Tom Ricks prints an e-mail from Army Capt. Michael Cummings:
What sticks with me most about war dogs was the lengths officers, NCOs and soldiers would go to keep them out of harm's way. I've seen Sergeants Major and Lieutenant Colonels risk their careers over their favorite dogs. About a week before we were supposed to leave country, word came down to get rid of all the animals on every FOB. They weren't authorized, we were told, so they had to go before the new unit came in. The day our full-bird colonel and his replacement came on a battlefield tour, suddenly all the dogs were gone.
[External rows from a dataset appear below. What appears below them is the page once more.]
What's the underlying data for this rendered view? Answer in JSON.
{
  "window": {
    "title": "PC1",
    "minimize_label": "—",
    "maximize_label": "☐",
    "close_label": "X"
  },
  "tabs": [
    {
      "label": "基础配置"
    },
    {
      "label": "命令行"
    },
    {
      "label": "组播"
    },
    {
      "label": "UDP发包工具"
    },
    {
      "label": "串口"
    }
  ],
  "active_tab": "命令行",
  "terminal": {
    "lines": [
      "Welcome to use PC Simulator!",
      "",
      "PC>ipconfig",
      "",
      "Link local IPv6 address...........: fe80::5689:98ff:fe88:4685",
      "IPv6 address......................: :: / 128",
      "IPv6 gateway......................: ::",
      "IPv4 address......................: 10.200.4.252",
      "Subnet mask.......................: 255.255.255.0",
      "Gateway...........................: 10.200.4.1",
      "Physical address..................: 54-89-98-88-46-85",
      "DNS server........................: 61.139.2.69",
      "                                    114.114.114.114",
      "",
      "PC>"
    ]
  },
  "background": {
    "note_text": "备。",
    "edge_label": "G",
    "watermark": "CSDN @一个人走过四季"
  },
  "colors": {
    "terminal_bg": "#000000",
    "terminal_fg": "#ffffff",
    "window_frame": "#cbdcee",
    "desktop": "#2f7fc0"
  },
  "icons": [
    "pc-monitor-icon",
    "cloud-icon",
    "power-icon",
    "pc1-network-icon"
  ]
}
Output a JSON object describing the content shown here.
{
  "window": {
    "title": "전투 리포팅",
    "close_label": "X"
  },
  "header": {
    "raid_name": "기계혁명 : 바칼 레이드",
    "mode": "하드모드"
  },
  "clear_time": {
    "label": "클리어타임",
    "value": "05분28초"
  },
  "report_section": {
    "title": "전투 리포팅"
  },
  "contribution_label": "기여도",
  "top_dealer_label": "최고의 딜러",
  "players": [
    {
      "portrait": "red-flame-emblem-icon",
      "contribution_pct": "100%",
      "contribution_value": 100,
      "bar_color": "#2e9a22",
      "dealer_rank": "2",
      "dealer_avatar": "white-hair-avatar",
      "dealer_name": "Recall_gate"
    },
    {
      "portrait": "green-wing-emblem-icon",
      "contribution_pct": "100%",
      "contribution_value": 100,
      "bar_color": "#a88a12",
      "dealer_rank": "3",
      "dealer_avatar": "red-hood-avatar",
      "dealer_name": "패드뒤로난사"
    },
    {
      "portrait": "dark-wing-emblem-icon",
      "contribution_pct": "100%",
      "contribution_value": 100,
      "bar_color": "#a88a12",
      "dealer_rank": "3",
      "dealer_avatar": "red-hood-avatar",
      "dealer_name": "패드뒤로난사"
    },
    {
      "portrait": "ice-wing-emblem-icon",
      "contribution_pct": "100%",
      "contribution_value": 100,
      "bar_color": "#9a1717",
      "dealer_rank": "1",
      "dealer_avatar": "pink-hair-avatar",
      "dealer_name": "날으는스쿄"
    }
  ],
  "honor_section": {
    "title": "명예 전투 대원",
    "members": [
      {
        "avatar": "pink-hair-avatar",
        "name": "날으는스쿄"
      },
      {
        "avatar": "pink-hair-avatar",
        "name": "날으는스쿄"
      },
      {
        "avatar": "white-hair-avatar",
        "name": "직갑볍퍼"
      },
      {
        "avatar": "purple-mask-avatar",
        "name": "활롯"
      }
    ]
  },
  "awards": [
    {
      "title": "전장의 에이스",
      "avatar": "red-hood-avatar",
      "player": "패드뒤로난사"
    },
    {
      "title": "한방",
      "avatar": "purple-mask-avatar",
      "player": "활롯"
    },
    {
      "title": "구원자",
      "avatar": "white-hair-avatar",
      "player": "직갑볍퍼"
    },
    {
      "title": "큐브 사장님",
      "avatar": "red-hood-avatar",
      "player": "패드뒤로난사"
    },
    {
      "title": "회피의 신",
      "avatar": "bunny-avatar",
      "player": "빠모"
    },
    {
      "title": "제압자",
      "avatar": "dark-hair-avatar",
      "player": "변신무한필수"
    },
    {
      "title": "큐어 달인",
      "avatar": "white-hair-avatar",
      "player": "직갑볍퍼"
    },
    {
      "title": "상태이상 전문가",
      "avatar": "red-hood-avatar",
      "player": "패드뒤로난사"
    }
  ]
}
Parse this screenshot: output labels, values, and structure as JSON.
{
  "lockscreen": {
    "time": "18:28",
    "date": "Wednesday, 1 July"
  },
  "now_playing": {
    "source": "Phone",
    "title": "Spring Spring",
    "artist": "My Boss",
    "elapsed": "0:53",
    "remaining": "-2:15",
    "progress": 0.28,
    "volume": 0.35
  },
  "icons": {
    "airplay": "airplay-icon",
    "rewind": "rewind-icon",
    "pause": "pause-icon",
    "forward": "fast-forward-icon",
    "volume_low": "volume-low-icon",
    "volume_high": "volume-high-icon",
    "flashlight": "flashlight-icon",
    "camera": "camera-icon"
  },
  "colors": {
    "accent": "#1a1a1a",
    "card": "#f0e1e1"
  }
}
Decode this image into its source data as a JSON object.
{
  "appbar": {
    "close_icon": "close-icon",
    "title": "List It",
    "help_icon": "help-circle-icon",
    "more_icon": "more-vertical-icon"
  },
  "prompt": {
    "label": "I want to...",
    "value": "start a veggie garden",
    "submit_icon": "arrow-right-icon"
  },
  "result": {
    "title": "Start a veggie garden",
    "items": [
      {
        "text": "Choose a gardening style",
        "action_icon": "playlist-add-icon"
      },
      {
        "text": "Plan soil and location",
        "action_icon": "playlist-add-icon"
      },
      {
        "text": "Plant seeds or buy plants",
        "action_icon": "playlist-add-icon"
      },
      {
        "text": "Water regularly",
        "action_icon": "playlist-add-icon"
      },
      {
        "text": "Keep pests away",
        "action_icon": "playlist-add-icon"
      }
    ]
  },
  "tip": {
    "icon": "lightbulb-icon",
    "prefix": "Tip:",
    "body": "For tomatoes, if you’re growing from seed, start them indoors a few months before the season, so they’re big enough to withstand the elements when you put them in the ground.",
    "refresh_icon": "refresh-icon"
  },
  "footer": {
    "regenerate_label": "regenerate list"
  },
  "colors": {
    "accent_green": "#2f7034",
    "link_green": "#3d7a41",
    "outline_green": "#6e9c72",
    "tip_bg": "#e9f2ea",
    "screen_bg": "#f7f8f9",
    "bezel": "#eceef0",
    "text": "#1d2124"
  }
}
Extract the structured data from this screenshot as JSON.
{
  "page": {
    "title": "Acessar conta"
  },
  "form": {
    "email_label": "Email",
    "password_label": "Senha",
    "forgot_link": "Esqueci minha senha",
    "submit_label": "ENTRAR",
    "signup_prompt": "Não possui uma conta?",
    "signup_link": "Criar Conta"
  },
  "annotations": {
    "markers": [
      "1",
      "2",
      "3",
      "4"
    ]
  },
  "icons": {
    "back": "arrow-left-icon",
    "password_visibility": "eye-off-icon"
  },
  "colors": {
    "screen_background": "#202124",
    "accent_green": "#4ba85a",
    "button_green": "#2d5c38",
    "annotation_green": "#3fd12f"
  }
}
I assumed they had been taken to the trash pit and executed, the fate of many dogs downrange. But as soon as the chopper took off, bounding around a corner were the mini-pack: Mama, K2 and the dog with no name.
One of the most vivid if vague memories of my childhood was my grandfather recounting how as a soldier in the British army in India, he felt he had to shoot his beloved dog before he left for home. He feared the dog would be mistreated if left to fend for himself, and did what he had to do. I cannot imagine doing such a thing. But I do remember being deeply shocked by this story at the time, one of my earliest premonitions that life is cruel, that choices are hard, that this tough old veteran (he used to order his children to chew their food a specific number of times) was also a man of deep love beneath.
And, of course, it just confirms my belief that the love between dog and human is real and deep and precious. Even in war. Perhaps especially in war.
Oh, and Washington.